*** Block opens ***
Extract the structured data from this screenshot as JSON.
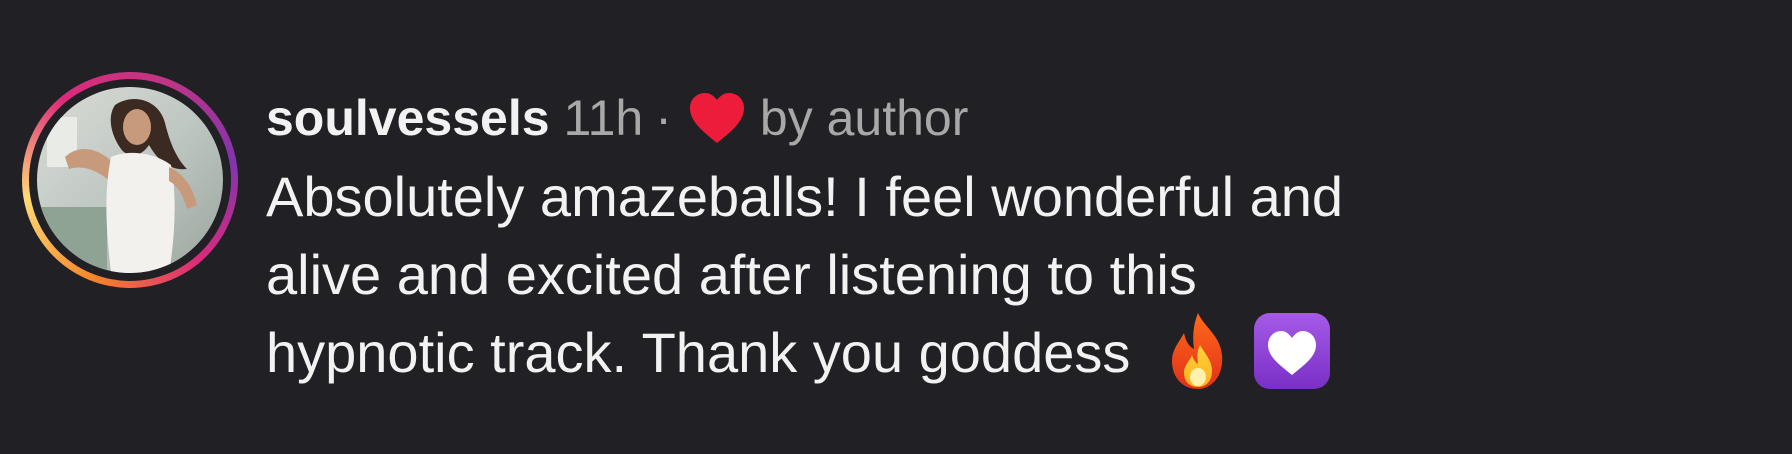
{
  "comment": {
    "username": "soulvessels",
    "time": "11h",
    "separator": "·",
    "liked_by": "by author",
    "text_lines": [
      "Absolutely amazeballs!  I feel wonderful and",
      "alive and excited after listening to this",
      "hypnotic track. Thank you goddess"
    ],
    "emojis": [
      "fire-icon",
      "white-heart-on-purple-icon"
    ],
    "heart_icon": "red-heart-icon"
  },
  "colors": {
    "background": "#212125",
    "primary_text": "#f2f2f2",
    "secondary_text": "#a8a8a8",
    "heart": "#ed1c3a",
    "purple_heart_bg": "#8e3fd6"
  }
}
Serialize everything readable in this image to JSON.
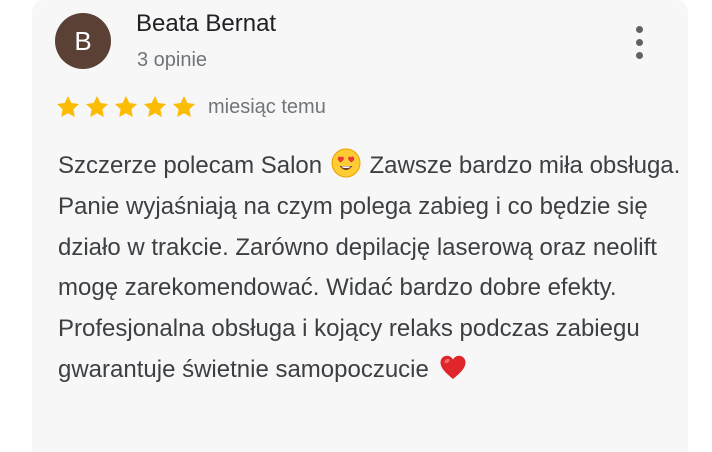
{
  "review": {
    "avatar_letter": "B",
    "author": "Beata Bernat",
    "review_count": "3 opinie",
    "rating": 5,
    "rating_max": 5,
    "time": "miesiąc temu",
    "text_part1": "Szczerze polecam Salon",
    "text_part2": "Zawsze bardzo miła obsługa. Panie wyjaśniają na czym polega zabieg i co będzie się działo w trakcie. Zarówno depilację laserową oraz neolift mogę zarekomendować. Widać bardzo dobre efekty. Profesjonalna obsługa i kojący relaks podczas zabiegu gwarantuje świetnie samopoczucie",
    "emoji_1": "smiling-face-with-heart-eyes-emoji",
    "emoji_2": "red-heart-emoji"
  },
  "colors": {
    "card_background": "#f7f7f8",
    "avatar_background": "#5b4035",
    "star_color": "#fbbc04",
    "name_color": "#202124",
    "meta_color": "#70757a",
    "text_color": "#3c4043"
  },
  "icons": {
    "menu": "more-vert-icon",
    "star": "star-icon"
  }
}
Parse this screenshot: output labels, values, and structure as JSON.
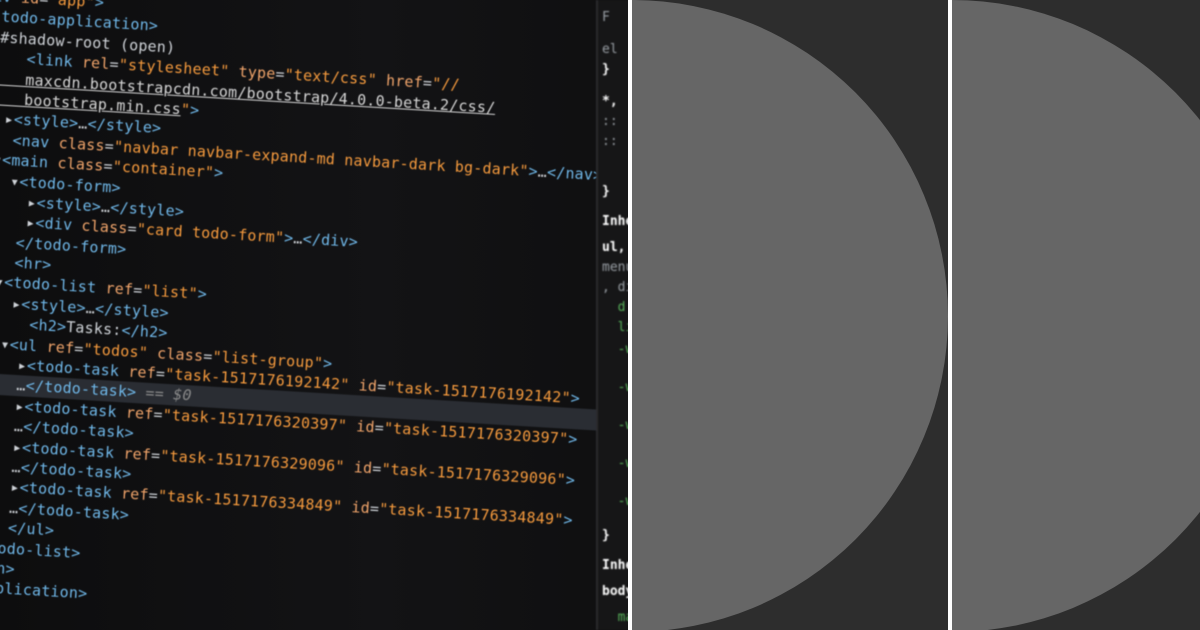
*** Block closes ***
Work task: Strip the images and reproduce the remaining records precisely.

Result:
Extract the structured data from this screenshot as JSON.
{
  "comment": {
    "username": "soulvessels",
    "time": "11h",
    "separator": "·",
    "liked_by": "by author",
    "text_lines": [
      "Absolutely amazeballs!  I feel wonderful and",
      "alive and excited after listening to this",
      "hypnotic track. Thank you goddess"
    ],
    "emojis": [
      "fire-icon",
      "white-heart-on-purple-icon"
    ],
    "heart_icon": "red-heart-icon"
  },
  "colors": {
    "background": "#212125",
    "primary_text": "#f2f2f2",
    "secondary_text": "#a8a8a8",
    "heart": "#ed1c3a",
    "purple_heart_bg": "#8e3fd6"
  }
}
Serialize everything readable in this image to JSON.
{
  "review": {
    "avatar_letter": "B",
    "author": "Beata Bernat",
    "review_count": "3 opinie",
    "rating": 5,
    "rating_max": 5,
    "time": "miesiąc temu",
    "text_part1": "Szczerze polecam Salon",
    "text_part2": "Zawsze bardzo miła obsługa. Panie wyjaśniają na czym polega zabieg i co będzie się działo w trakcie. Zarówno depilację laserową oraz neolift mogę zarekomendować. Widać bardzo dobre efekty. Profesjonalna obsługa i kojący relaks podczas zabiegu gwarantuje świetnie samopoczucie",
    "emoji_1": "smiling-face-with-heart-eyes-emoji",
    "emoji_2": "red-heart-emoji"
  },
  "colors": {
    "card_background": "#f7f7f8",
    "avatar_background": "#5b4035",
    "star_color": "#fbbc04",
    "name_color": "#202124",
    "meta_color": "#70757a",
    "text_color": "#3c4043"
  },
  "icons": {
    "menu": "more-vert-icon",
    "star": "star-icon"
  }
}
Parse this screenshot: output labels, values, and structure as JSON.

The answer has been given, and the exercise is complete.